Generation 2 virtual machines (VMs) have been available in Hyper-V since Windows Server 2012 R2 and they provide several important features that weren’t supported by generation 1 VMs, including SCSI disk interfaces, PXE boot using a standard network adapter, UEFI instead of a legacy BIOS, Secure Boot, support for virtual Trusted Platform Modules (vTPMs), disk sizes greater than 2TB, and more.
Gen 2 Virtual Machines Pros and Cons

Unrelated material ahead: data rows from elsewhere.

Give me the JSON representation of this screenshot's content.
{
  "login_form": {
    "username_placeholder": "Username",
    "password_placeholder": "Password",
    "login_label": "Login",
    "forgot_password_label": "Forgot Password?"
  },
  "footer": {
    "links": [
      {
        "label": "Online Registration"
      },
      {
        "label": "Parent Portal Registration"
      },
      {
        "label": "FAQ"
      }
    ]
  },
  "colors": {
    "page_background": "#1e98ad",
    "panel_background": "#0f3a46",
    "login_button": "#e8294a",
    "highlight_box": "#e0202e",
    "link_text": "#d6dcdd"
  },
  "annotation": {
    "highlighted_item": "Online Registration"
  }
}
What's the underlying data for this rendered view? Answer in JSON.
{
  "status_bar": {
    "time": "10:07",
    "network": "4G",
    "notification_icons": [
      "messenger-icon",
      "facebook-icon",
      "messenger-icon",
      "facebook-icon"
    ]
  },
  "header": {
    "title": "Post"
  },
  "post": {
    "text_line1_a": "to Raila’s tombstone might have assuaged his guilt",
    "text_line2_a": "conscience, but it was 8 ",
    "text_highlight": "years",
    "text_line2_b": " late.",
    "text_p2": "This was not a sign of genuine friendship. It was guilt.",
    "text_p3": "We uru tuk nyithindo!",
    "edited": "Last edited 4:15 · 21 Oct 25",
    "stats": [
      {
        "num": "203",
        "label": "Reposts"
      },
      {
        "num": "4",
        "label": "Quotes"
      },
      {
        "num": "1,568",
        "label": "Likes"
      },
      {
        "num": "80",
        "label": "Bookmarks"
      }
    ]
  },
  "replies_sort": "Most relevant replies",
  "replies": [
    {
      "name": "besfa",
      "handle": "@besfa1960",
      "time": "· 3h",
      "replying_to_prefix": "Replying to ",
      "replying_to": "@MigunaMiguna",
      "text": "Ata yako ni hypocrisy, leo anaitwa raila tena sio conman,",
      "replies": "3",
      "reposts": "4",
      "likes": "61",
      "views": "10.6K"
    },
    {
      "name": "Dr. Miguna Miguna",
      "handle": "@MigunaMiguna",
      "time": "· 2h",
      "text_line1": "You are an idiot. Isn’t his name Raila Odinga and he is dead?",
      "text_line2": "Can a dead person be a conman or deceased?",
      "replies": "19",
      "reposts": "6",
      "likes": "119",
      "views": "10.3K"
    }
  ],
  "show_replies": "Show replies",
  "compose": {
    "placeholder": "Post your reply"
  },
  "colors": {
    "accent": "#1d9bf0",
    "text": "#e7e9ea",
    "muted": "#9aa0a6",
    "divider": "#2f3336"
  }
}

While the public preview of Azure Confidential Computing, Microsoft’s implementation of trusted execution environments (TEEs), uses gen 2 VMs, this is the first time you can provision your own gen 2 VMs in Azure. Azure gen 2 virtual machines provide several advantages over their gen 1 counterparts, primarily a UEFI-based boot architecture, increased memory and OS disk size limits, Intel Software Guard Extensions (SGX), and virtual persistent memory (vPMEM).
But there are also some caveats. The first is that gen 2 VMs are in preview and are not supported or recommended for use in production environments. Azure gen 2 VMs don’t support all the features provided by Windows Server Hyper-V gen 2 VMs. At least not yet. You don’t get the following features at the time of writing:
- Secure Boot
- Shielded VM
- Virtualization-Based Security (VBS)
- VDHX format
Microsoft says that it will look to add features to Azure gen 2 VMs in the future based on customer feedback. Furthermore, there are some Azure features that you don’t get with gen 2 VMs at the moment:
- Azure Site Recovery
- VM Backup
- Shared Image Gallery
- Azure Disk Encryption
And finally, only premium storage VM sizes are supported by gen 2 VMs.
Provisioning Gen 2 Azure Virtual Machines
You can deploy gen 2 VMs from the Azure management portal or command line using Marketplace images that support UEFI boot, including all Datacenter versions of Windows Server from 2012 to 2019 on the following VM sizes with premium storage:
- Dsv2-series and Dsv3-series
- Ls-series and Lsv2-series
The Windows Server Marketplace images that support gen 2 VMs are suffixed with ‘-gen2’. For instance, the Windows Server 2019 Datacenter image for gen 2 VMs is called ‘2019-datacenter-gen2’. Gen 2 images aren’t offered by default when creating VMs in the Azure management portal, so you’ll need to search for them in the Marketplace by clicking Browse all public and private images on the Basics tab.
Microsoft says that most current versions of Linux and FreeBSD are also supported but it doesn’t state exactly which versions.
If you select a gen 2 Marketplace image when provisioning a VM, you’ll see the generation setting is automatically selected on the Advanced tab in the management portal.
Enabling New Technologies in Azure
Generation 2 VMs have been a long time coming to Azure. It’s likely that Microsoft is looking at expanding support for gen 2 VMs now to enable features for advanced scenarios that require technologies like Intel SGX, and to improve migration scenarios where in the past organizations wanting to ‘lift and shift’ Hyper-V VMs to the Azure cloud had to use Azure Site Recovery to replicate and convert Hyper-V gen 1 VMs to gen 2 VMs.
For more information on using gen 2 Azure VMs, see Microsoft’s website here.